Task goal:
Give back every line of the data exactly. Pictures are not part of the copy.

Data records:
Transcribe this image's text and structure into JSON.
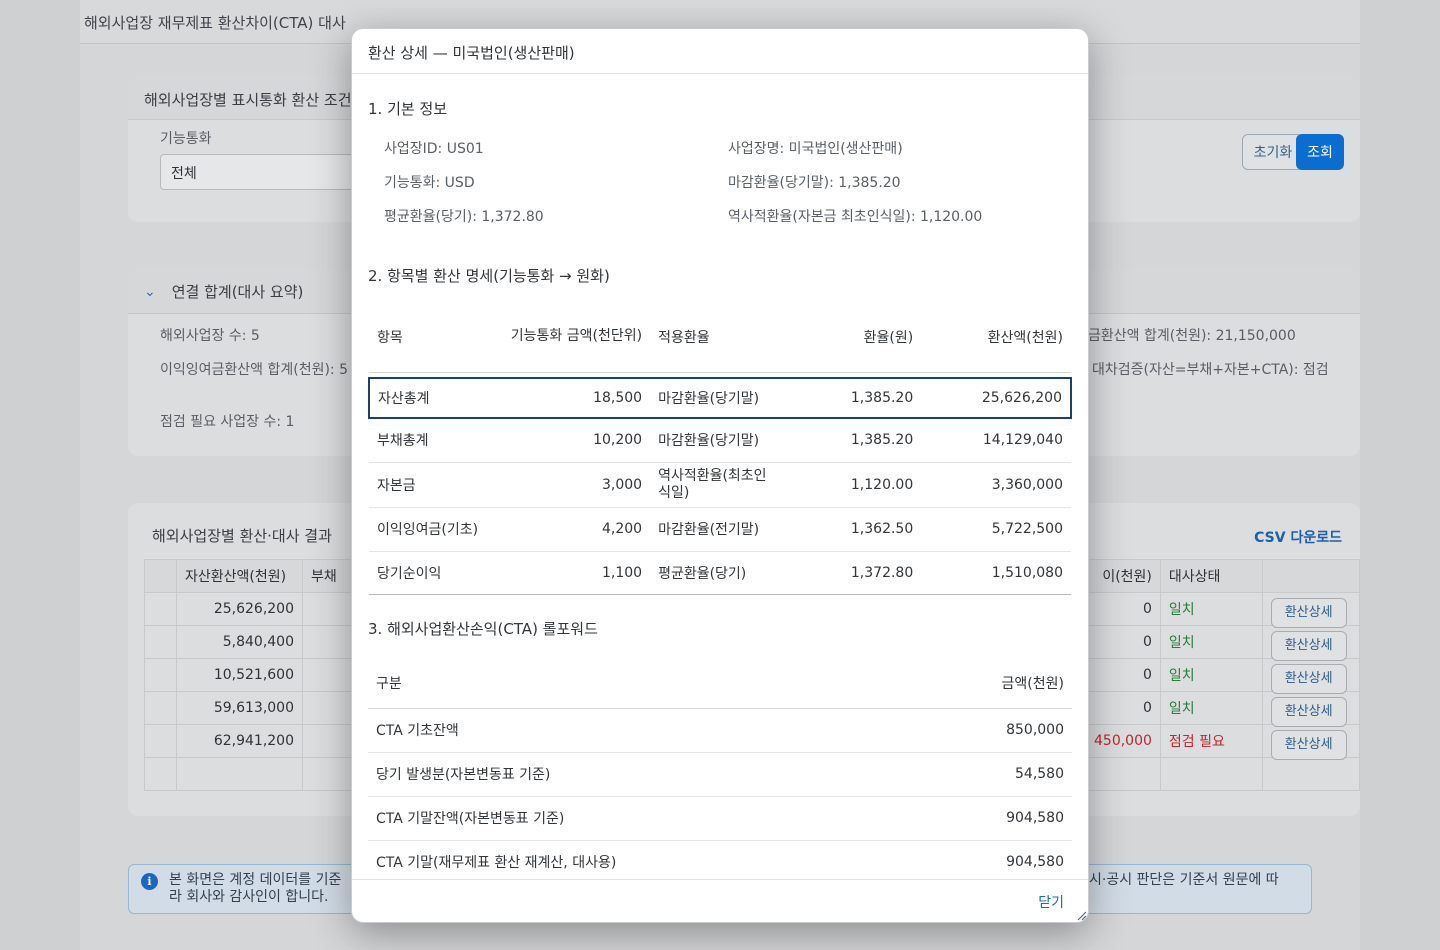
{
  "app": {
    "title": "해외사업장 재무제표 환산차이(CTA) 대사",
    "filter_panel": {
      "title": "해외사업장별 표시통화 환산 조건",
      "currency_label": "기능통화",
      "currency_value": "전체",
      "reset_label": "초기화",
      "search_label": "조회"
    },
    "summary": {
      "chevron": "⌄",
      "title": "연결 합계(대사 요약)",
      "entity_count": "해외사업장 수: 5",
      "retained_total": "이익잉여금환산액 합계(천원): 5",
      "check_needed": "점검 필요 사업장 수: 1",
      "right_line1": "금환산액 합계(천원): 21,150,000",
      "right_line2": "대차검증(자산=부채+자본+CTA): 점검"
    },
    "results": {
      "title": "해외사업장별 환산·대사 결과",
      "csv_label": "CSV 다운로드",
      "col_assets": "자산환산액(천원)",
      "col_liab": "부채",
      "col_diff": "이(천원)",
      "col_status": "대사상태",
      "rows": [
        {
          "assets": "25,626,200",
          "diff": "0",
          "status": "일치",
          "detail": "환산상세"
        },
        {
          "assets": "5,840,400",
          "diff": "0",
          "status": "일치",
          "detail": "환산상세"
        },
        {
          "assets": "10,521,600",
          "diff": "0",
          "status": "일치",
          "detail": "환산상세"
        },
        {
          "assets": "59,613,000",
          "diff": "0",
          "status": "일치",
          "detail": "환산상세"
        },
        {
          "assets": "62,941,200",
          "diff": "450,000",
          "status": "점검 필요",
          "detail": "환산상세"
        }
      ]
    },
    "info": {
      "icon": "i",
      "line1_left": "본 화면은 계정 데이터를 기준",
      "line2_left": "라 회사와 감사인이 합니다.",
      "line1_right": "시·공시 판단은 기준서 원문에 따"
    },
    "colors": {
      "match": "#2b7a3d",
      "mismatch": "#c0262d",
      "accent": "#0a6ed1"
    }
  },
  "dialog": {
    "title": "환산 상세 — 미국법인(생산판매)",
    "basic": {
      "title": "1. 기본 정보",
      "entity_id": "사업장ID: US01",
      "entity_name": "사업장명: 미국법인(생산판매)",
      "functional_currency": "기능통화: USD",
      "closing_rate": "마감환율(당기말): 1,385.20",
      "average_rate": "평균환율(당기): 1,372.80",
      "historical_rate": "역사적환율(자본금 최초인식일): 1,120.00"
    },
    "items": {
      "title": "2. 항목별 환산 명세(기능통화 → 원화)",
      "headers": {
        "item": "항목",
        "fc_amount": "기능통화 금액(천단위)",
        "rate_type": "적용환율",
        "rate": "환율(원)",
        "krw": "환산액(천원)"
      },
      "rows": [
        {
          "item": "자산총계",
          "fc": "18,500",
          "rate_type": "마감환율(당기말)",
          "rate": "1,385.20",
          "krw": "25,626,200"
        },
        {
          "item": "부채총계",
          "fc": "10,200",
          "rate_type": "마감환율(당기말)",
          "rate": "1,385.20",
          "krw": "14,129,040"
        },
        {
          "item": "자본금",
          "fc": "3,000",
          "rate_type": "역사적환율(최초인식일)",
          "rate": "1,120.00",
          "krw": "3,360,000"
        },
        {
          "item": "이익잉여금(기초)",
          "fc": "4,200",
          "rate_type": "마감환율(전기말)",
          "rate": "1,362.50",
          "krw": "5,722,500"
        },
        {
          "item": "당기순이익",
          "fc": "1,100",
          "rate_type": "평균환율(당기)",
          "rate": "1,372.80",
          "krw": "1,510,080"
        }
      ]
    },
    "cta": {
      "title": "3. 해외사업환산손익(CTA) 롤포워드",
      "headers": {
        "label": "구분",
        "amount": "금액(천원)"
      },
      "rows": [
        {
          "label": "CTA 기초잔액",
          "amount": "850,000"
        },
        {
          "label": "당기 발생분(자본변동표 기준)",
          "amount": "54,580"
        },
        {
          "label": "CTA 기말잔액(자본변동표 기준)",
          "amount": "904,580"
        },
        {
          "label": "CTA 기말(재무제표 환산 재계산, 대사용)",
          "amount": "904,580"
        }
      ]
    },
    "close_label": "닫기"
  }
}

Exercise solution:
Transcribe this image's text and structure into JSON.
{
  "app": {
    "title": "해외사업장 재무제표 환산차이(CTA) 대사",
    "filter_panel": {
      "title": "해외사업장별 표시통화 환산 조건",
      "currency_label": "기능통화",
      "currency_value": "전체",
      "reset_label": "초기화",
      "search_label": "조회"
    },
    "summary": {
      "chevron": "⌄",
      "title": "연결 합계(대사 요약)",
      "entity_count": "해외사업장 수: 5",
      "retained_total": "이익잉여금환산액 합계(천원): 5",
      "check_needed": "점검 필요 사업장 수: 1",
      "right_line1": "금환산액 합계(천원): 21,150,000",
      "right_line2": "대차검증(자산=부채+자본+CTA): 점검"
    },
    "results": {
      "title": "해외사업장별 환산·대사 결과",
      "csv_label": "CSV 다운로드",
      "col_assets": "자산환산액(천원)",
      "col_liab": "부채",
      "col_diff": "이(천원)",
      "col_status": "대사상태",
      "rows": [
        {
          "assets": "25,626,200",
          "diff": "0",
          "status": "일치",
          "detail": "환산상세"
        },
        {
          "assets": "5,840,400",
          "diff": "0",
          "status": "일치",
          "detail": "환산상세"
        },
        {
          "assets": "10,521,600",
          "diff": "0",
          "status": "일치",
          "detail": "환산상세"
        },
        {
          "assets": "59,613,000",
          "diff": "0",
          "status": "일치",
          "detail": "환산상세"
        },
        {
          "assets": "62,941,200",
          "diff": "450,000",
          "status": "점검 필요",
          "detail": "환산상세"
        }
      ]
    },
    "info": {
      "icon": "i",
      "line1_left": "본 화면은 계정 데이터를 기준",
      "line2_left": "라 회사와 감사인이 합니다.",
      "line1_right": "시·공시 판단은 기준서 원문에 따"
    },
    "colors": {
      "match": "#2b7a3d",
      "mismatch": "#c0262d",
      "accent": "#0a6ed1"
    }
  },
  "dialog": {
    "title": "환산 상세 — 미국법인(생산판매)",
    "basic": {
      "title": "1. 기본 정보",
      "entity_id": "사업장ID: US01",
      "entity_name": "사업장명: 미국법인(생산판매)",
      "functional_currency": "기능통화: USD",
      "closing_rate": "마감환율(당기말): 1,385.20",
      "average_rate": "평균환율(당기): 1,372.80",
      "historical_rate": "역사적환율(자본금 최초인식일): 1,120.00"
    },
    "items": {
      "title": "2. 항목별 환산 명세(기능통화 → 원화)",
      "headers": {
        "item": "항목",
        "fc_amount": "기능통화 금액(천단위)",
        "rate_type": "적용환율",
        "rate": "환율(원)",
        "krw": "환산액(천원)"
      },
      "rows": [
        {
          "item": "자산총계",
          "fc": "18,500",
          "rate_type": "마감환율(당기말)",
          "rate": "1,385.20",
          "krw": "25,626,200"
        },
        {
          "item": "부채총계",
          "fc": "10,200",
          "rate_type": "마감환율(당기말)",
          "rate": "1,385.20",
          "krw": "14,129,040"
        },
        {
          "item": "자본금",
          "fc": "3,000",
          "rate_type": "역사적환율(최초인식일)",
          "rate": "1,120.00",
          "krw": "3,360,000"
        },
        {
          "item": "이익잉여금(기초)",
          "fc": "4,200",
          "rate_type": "마감환율(전기말)",
          "rate": "1,362.50",
          "krw": "5,722,500"
        },
        {
          "item": "당기순이익",
          "fc": "1,100",
          "rate_type": "평균환율(당기)",
          "rate": "1,372.80",
          "krw": "1,510,080"
        }
      ]
    },
    "cta": {
      "title": "3. 해외사업환산손익(CTA) 롤포워드",
      "headers": {
        "label": "구분",
        "amount": "금액(천원)"
      },
      "rows": [
        {
          "label": "CTA 기초잔액",
          "amount": "850,000"
        },
        {
          "label": "당기 발생분(자본변동표 기준)",
          "amount": "54,580"
        },
        {
          "label": "CTA 기말잔액(자본변동표 기준)",
          "amount": "904,580"
        },
        {
          "label": "CTA 기말(재무제표 환산 재계산, 대사용)",
          "amount": "904,580"
        }
      ]
    },
    "close_label": "닫기"
  }
}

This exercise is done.